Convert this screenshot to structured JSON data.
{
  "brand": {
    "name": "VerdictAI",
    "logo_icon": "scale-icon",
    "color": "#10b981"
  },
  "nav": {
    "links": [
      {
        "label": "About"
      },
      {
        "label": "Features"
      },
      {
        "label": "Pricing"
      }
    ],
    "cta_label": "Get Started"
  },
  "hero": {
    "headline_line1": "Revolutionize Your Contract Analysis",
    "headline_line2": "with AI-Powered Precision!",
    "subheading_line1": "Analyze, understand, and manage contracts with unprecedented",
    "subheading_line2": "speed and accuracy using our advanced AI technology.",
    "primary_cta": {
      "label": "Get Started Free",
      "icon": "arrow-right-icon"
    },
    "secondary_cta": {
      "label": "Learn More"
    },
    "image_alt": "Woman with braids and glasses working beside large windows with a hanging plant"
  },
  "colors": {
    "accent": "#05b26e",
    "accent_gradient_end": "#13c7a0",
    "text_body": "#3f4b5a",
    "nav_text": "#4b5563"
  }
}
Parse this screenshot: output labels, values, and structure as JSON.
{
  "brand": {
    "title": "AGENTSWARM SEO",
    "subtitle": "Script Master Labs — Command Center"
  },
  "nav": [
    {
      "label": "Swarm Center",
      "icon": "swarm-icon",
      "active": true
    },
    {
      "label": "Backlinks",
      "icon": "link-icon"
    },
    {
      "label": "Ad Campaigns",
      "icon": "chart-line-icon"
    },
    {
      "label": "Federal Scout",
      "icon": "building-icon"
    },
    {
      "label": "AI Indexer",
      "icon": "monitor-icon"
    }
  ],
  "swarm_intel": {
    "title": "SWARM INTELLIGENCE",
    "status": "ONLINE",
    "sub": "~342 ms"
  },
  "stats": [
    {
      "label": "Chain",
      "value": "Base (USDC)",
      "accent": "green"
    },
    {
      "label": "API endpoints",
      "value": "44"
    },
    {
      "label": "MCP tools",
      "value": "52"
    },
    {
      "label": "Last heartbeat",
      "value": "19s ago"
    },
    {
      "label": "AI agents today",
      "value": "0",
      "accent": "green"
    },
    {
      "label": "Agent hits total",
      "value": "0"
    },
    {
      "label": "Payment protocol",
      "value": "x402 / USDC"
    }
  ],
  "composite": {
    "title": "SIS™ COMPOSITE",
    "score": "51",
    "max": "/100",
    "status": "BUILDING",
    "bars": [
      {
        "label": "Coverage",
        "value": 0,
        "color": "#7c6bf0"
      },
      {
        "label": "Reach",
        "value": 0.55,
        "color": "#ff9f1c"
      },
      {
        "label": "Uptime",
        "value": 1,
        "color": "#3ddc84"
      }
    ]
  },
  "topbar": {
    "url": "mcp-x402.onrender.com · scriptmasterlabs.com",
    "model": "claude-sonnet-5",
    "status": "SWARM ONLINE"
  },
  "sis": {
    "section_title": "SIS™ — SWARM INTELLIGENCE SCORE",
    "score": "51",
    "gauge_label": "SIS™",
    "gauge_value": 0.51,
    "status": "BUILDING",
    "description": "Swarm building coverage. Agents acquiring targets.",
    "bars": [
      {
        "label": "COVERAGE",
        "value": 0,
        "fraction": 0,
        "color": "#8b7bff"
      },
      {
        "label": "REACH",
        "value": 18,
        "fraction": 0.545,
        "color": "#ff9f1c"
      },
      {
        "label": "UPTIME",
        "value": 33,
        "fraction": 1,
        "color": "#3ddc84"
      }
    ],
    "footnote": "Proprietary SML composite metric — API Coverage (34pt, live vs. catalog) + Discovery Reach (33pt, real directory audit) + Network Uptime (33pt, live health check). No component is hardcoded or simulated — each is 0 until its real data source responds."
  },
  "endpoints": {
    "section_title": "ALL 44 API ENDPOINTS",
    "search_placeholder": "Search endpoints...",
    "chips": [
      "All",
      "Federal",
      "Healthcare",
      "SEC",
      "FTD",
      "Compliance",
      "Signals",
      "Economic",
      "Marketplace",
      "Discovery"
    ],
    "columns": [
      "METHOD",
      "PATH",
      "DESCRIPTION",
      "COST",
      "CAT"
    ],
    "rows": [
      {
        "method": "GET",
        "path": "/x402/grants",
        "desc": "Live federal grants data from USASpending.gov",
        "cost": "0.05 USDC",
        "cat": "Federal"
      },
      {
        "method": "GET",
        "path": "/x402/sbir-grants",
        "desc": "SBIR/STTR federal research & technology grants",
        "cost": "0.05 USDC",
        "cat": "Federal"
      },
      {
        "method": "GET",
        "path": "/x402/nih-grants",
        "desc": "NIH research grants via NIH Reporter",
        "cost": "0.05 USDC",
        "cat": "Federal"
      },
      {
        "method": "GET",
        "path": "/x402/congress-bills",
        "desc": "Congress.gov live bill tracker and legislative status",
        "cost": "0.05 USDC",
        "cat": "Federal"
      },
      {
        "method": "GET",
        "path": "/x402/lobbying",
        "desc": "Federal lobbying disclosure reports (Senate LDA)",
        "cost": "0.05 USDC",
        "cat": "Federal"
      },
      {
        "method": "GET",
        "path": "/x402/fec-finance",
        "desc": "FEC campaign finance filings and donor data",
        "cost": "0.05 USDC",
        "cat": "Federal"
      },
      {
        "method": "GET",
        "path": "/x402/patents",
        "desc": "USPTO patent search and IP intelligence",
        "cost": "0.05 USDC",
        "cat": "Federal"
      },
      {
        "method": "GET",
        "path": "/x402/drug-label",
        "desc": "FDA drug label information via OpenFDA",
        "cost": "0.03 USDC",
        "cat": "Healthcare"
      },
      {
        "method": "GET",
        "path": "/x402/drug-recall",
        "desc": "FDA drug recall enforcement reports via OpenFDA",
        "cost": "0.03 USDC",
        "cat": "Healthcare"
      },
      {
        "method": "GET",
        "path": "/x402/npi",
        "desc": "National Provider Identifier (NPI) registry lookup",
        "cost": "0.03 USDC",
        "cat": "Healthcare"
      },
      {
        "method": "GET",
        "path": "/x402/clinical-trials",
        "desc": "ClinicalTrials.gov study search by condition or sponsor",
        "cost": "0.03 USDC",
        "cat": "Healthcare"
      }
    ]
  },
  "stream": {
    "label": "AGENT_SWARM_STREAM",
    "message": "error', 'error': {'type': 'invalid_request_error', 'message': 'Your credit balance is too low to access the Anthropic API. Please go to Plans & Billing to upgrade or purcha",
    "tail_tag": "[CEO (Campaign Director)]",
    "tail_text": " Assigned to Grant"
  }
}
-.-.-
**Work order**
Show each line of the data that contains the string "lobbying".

**Problem solution**
        "path": "/x402/lobbying",
        "desc": "Federal lobbying disclosure reports (Senate LDA)",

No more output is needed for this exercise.